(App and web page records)

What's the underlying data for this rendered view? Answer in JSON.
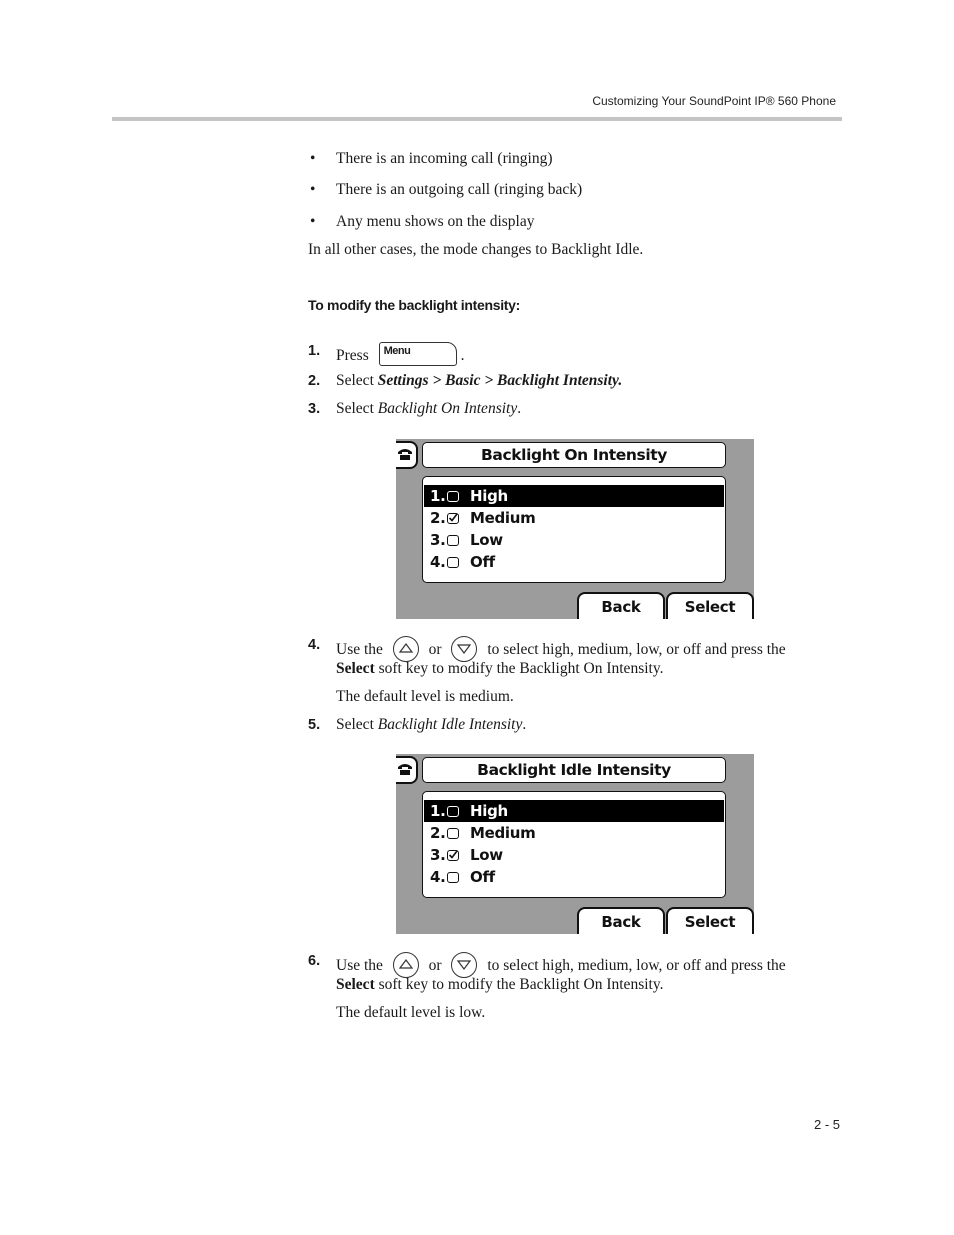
{
  "header": {
    "title": "Customizing Your SoundPoint IP® 560 Phone"
  },
  "bullets": [
    "There is an incoming call (ringing)",
    "There is an outgoing call (ringing back)",
    "Any menu shows on the display"
  ],
  "after_bullets": "In all other cases, the mode changes to Backlight Idle.",
  "procedure_title": "To modify the backlight intensity:",
  "steps": {
    "s1": {
      "num": "1.",
      "press": "Press",
      "key_label": "Menu",
      "end": "."
    },
    "s2": {
      "num": "2.",
      "select": "Select",
      "path": "Settings > Basic > Backlight Intensity."
    },
    "s3": {
      "num": "3.",
      "select": "Select",
      "item": "Backlight On Intensity",
      "end": "."
    },
    "s4": {
      "num": "4.",
      "use": "Use the",
      "or": "or",
      "rest": "to select high, medium, low, or off and press the",
      "bold": "Select",
      "line2": " soft key to modify the Backlight On Intensity.",
      "note": "The default level is medium."
    },
    "s5": {
      "num": "5.",
      "select": "Select",
      "item": "Backlight Idle Intensity",
      "end": "."
    },
    "s6": {
      "num": "6.",
      "use": "Use the",
      "or": "or",
      "rest": "to select high, medium, low, or off and press the",
      "bold": "Select",
      "line2": " soft key to modify the Backlight On Intensity.",
      "note": "The default level is low."
    }
  },
  "screens": [
    {
      "title": "Backlight On Intensity",
      "options": [
        {
          "num": "1.",
          "label": "High",
          "checked": false,
          "highlighted": true
        },
        {
          "num": "2.",
          "label": "Medium",
          "checked": true,
          "highlighted": false
        },
        {
          "num": "3.",
          "label": "Low",
          "checked": false,
          "highlighted": false
        },
        {
          "num": "4.",
          "label": "Off",
          "checked": false,
          "highlighted": false
        }
      ],
      "softkeys": [
        "Back",
        "Select"
      ]
    },
    {
      "title": "Backlight Idle Intensity",
      "options": [
        {
          "num": "1.",
          "label": "High",
          "checked": false,
          "highlighted": true
        },
        {
          "num": "2.",
          "label": "Medium",
          "checked": false,
          "highlighted": false
        },
        {
          "num": "3.",
          "label": "Low",
          "checked": true,
          "highlighted": false
        },
        {
          "num": "4.",
          "label": "Off",
          "checked": false,
          "highlighted": false
        }
      ],
      "softkeys": [
        "Back",
        "Select"
      ]
    }
  ],
  "icons": {
    "up_key": "up-arrow-key-icon",
    "down_key": "down-arrow-key-icon",
    "phone": "handset-icon"
  },
  "footer": {
    "page_number": "2 - 5"
  }
}
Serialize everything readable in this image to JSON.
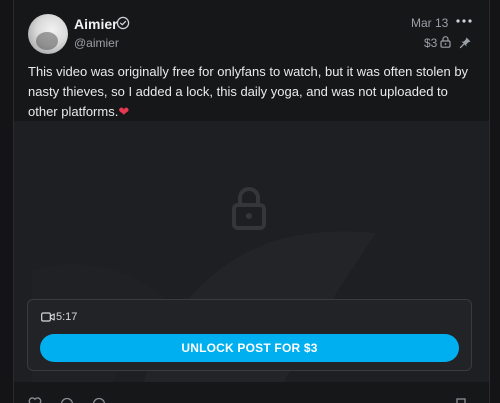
{
  "post": {
    "author_name": "Aimier",
    "author_handle": "@aimier",
    "date": "Mar 13",
    "price": "$3",
    "text_parts": [
      "This video was originally free for onlyfans to watch, but it was often stolen by nasty thieves, so I added a lock, this daily yoga, and was not uploaded to other platforms.",
      "❤"
    ]
  },
  "media": {
    "duration": "5:17",
    "unlock_label": "UNLOCK POST FOR $3"
  },
  "colors": {
    "accent": "#00aff0",
    "heart": "#e53950",
    "background": "#161719",
    "media_background": "#1e1f22"
  },
  "icons": [
    "verified-icon",
    "more-icon",
    "lock-icon",
    "pin-icon",
    "video-icon",
    "heart-icon",
    "comment-icon",
    "tip-icon",
    "bookmark-icon"
  ]
}
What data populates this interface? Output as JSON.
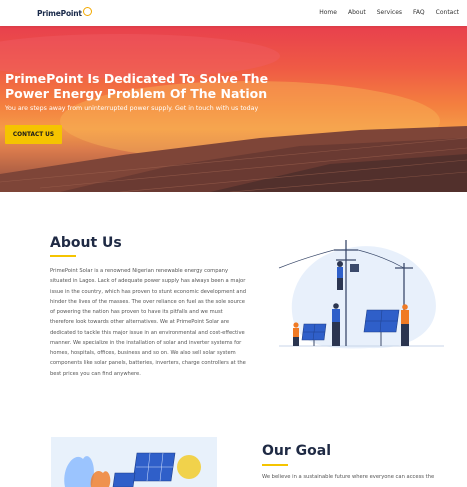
{
  "nav": {
    "logo_text": "PrimePoint",
    "links": [
      "Home",
      "About",
      "Services",
      "FAQ",
      "Contact"
    ]
  },
  "hero": {
    "title": "PrimePoint Is Dedicated To Solve The Power Energy Problem Of The Nation",
    "subtitle": "You are steps away from uninterrupted power supply. Get in touch with us today",
    "cta_label": "CONTACT US"
  },
  "about": {
    "title": "About Us",
    "paragraph": "PrimePoint Solar is a renowned Nigerian renewable energy company situated in Lagos. Lack of adequate power supply has always been a major issue in the country, which has proven to stunt economic development and hinder the lives of the masses. The over reliance on fuel as the sole source of powering the nation has proven to have its pitfalls and we must therefore look towards other alternatives. We at PrimePoint Solar are dedicated to tackle this major issue in an environmental and cost-effective manner. We specialize in the installation of solar and inverter systems for homes, hospitals, offices, business and so on. We also sell solar system components like solar panels, batteries, inverters, charge controllers at the best prices you can find anywhere."
  },
  "goal": {
    "title": "Our Goal",
    "paragraph": "We believe in a sustainable future where everyone can access the"
  },
  "colors": {
    "accent": "#f5c400",
    "heading": "#1f2a44",
    "worker": "#f07a24",
    "panel": "#2f5fc9"
  }
}
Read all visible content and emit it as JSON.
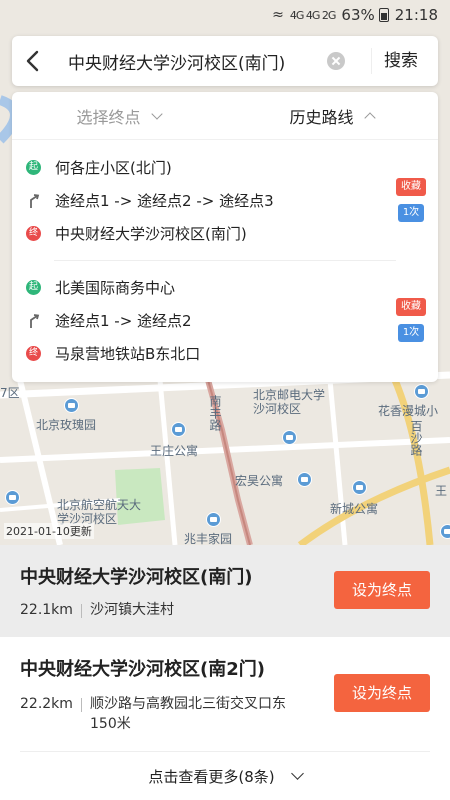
{
  "status_bar": {
    "network": "4G 4G 2G",
    "battery": "63%",
    "time": "21:18"
  },
  "search": {
    "query": "中央财经大学沙河校区(南门)",
    "search_label": "搜索"
  },
  "history_panel": {
    "tabs": [
      {
        "label": "选择终点",
        "active": false
      },
      {
        "label": "历史路线",
        "active": true
      }
    ],
    "routes": [
      {
        "start_marker": "起",
        "start": "何各庄小区(北门)",
        "via": "途经点1 -> 途经点2 -> 途经点3",
        "end_marker": "终",
        "end": "中央财经大学沙河校区(南门)",
        "fav_label": "收藏",
        "count_label": "1次"
      },
      {
        "start_marker": "起",
        "start": "北美国际商务中心",
        "via": "途经点1 -> 途经点2",
        "end_marker": "终",
        "end": "马泉营地铁站B东北口",
        "fav_label": "收藏",
        "count_label": "1次"
      }
    ]
  },
  "map": {
    "labels": [
      "北京邮电大学沙河校区",
      "北京玫瑰园",
      "王庄公寓",
      "南丰路",
      "宏昊公寓",
      "新城公寓",
      "北京航空航天大学沙河校区",
      "兆丰家园",
      "花香漫城小",
      "百沙路",
      "王",
      "7区"
    ],
    "update_date": "2021-01-10更新"
  },
  "results": [
    {
      "title": "中央财经大学沙河校区(南门)",
      "distance": "22.1km",
      "address": "沙河镇大洼村",
      "button": "设为终点"
    },
    {
      "title": "中央财经大学沙河校区(南2门)",
      "distance": "22.2km",
      "address": "顺沙路与高教园北三街交叉口东150米",
      "button": "设为终点"
    }
  ],
  "more_label": "点击查看更多(8条)",
  "colors": {
    "accent": "#f4643f",
    "start_marker": "#2fb67a",
    "end_marker": "#e94b4b",
    "count_badge": "#4a90e2",
    "fav_badge": "#f05a4a"
  }
}
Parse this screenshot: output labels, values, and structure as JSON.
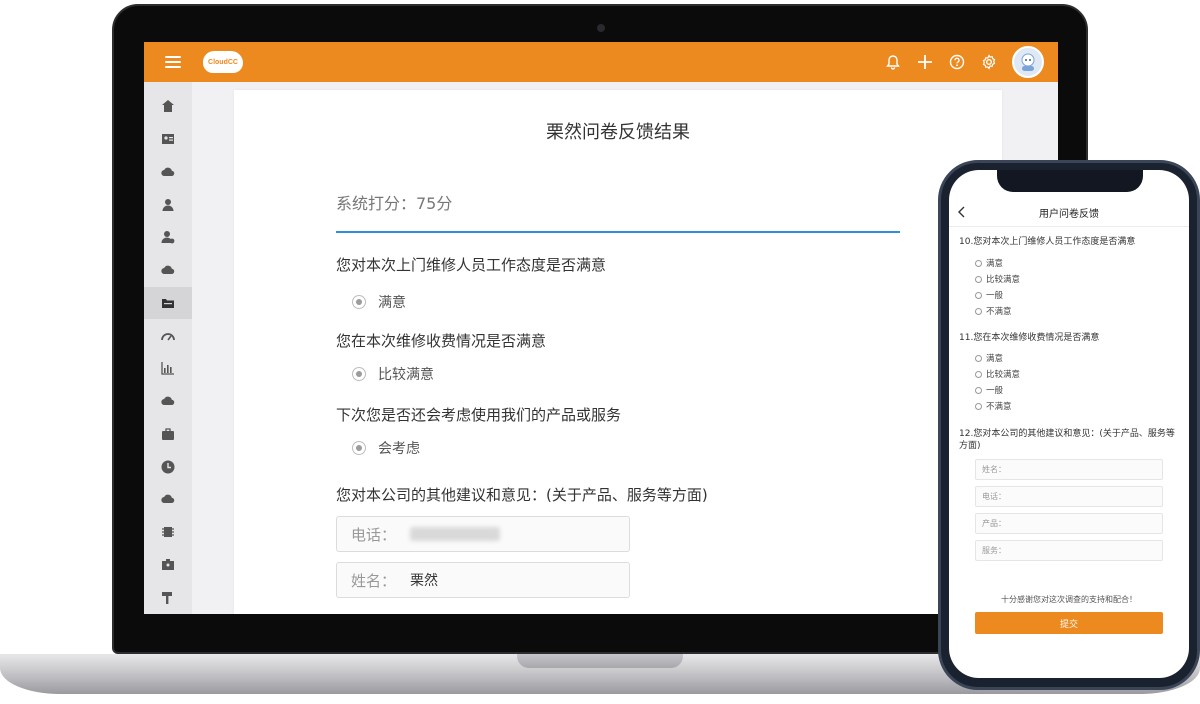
{
  "app": {
    "logo_text": "CloudCC",
    "accent_color": "#ec8a1f",
    "link_color": "#2f8fd8"
  },
  "topbar": {
    "icons": [
      "menu-icon",
      "bell-icon",
      "plus-icon",
      "help-icon",
      "gear-icon",
      "avatar"
    ]
  },
  "sidebar": {
    "icons": [
      "home-icon",
      "contacts-card-icon",
      "cloud-icon",
      "person-icon",
      "person-settings-icon",
      "cloud-icon",
      "folder-icon",
      "gauge-icon",
      "bar-chart-icon",
      "cloud-icon",
      "briefcase-icon",
      "clock-icon",
      "cloud-icon",
      "chip-icon",
      "id-card-icon",
      "hammer-icon"
    ],
    "active_index": 6
  },
  "result": {
    "title": "栗然问卷反馈结果",
    "score": "系统打分：75分",
    "questions": [
      {
        "q": "您对本次上门维修人员工作态度是否满意",
        "a": "满意"
      },
      {
        "q": "您在本次维修收费情况是否满意",
        "a": "比较满意"
      },
      {
        "q": "下次您是否还会考虑使用我们的产品或服务",
        "a": "会考虑"
      }
    ],
    "suggestion_q": "您对本公司的其他建议和意见：(关于产品、服务等方面)",
    "fields": [
      {
        "label": "电话：",
        "value": ""
      },
      {
        "label": "姓名：",
        "value": "栗然"
      }
    ]
  },
  "mobile": {
    "title": "用户问卷反馈",
    "q10": "10.您对本次上门维修人员工作态度是否满意",
    "q10_options": [
      "满意",
      "比较满意",
      "一般",
      "不满意"
    ],
    "q11": "11.您在本次维修收费情况是否满意",
    "q11_options": [
      "满意",
      "比较满意",
      "一般",
      "不满意"
    ],
    "q12": "12.您对本公司的其他建议和意见：(关于产品、服务等方面)",
    "fields": [
      "姓名：",
      "电话：",
      "产品：",
      "服务："
    ],
    "thanks": "十分感谢您对这次调查的支持和配合！",
    "submit": "提交"
  }
}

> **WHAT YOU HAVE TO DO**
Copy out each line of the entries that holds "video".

> **ANSWER**
      "This video was originally free for onlyfans to watch, but it was often stolen by nasty thieves, so I added a lock, this daily yoga, and was not uploaded to other platforms.",
    "video-icon",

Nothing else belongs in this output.